_Instructions for the task_.
Please give every entry again, exactly as it reads.
(Data provided begins)
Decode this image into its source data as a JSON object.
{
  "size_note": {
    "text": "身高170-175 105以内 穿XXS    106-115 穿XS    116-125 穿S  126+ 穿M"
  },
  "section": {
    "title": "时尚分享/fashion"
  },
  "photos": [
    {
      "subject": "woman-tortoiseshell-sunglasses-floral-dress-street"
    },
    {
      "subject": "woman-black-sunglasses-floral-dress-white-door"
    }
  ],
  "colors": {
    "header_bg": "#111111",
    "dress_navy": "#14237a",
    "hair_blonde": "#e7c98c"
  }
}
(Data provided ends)
_Output_.
Decode this image into its source data as a JSON object.
{
  "size_note": {
    "text": "身高170-175 105以内 穿XXS    106-115 穿XS    116-125 穿S  126+ 穿M"
  },
  "section": {
    "title": "时尚分享/fashion"
  },
  "photos": [
    {
      "subject": "woman-tortoiseshell-sunglasses-floral-dress-street"
    },
    {
      "subject": "woman-black-sunglasses-floral-dress-white-door"
    }
  ],
  "colors": {
    "header_bg": "#111111",
    "dress_navy": "#14237a",
    "hair_blonde": "#e7c98c"
  }
}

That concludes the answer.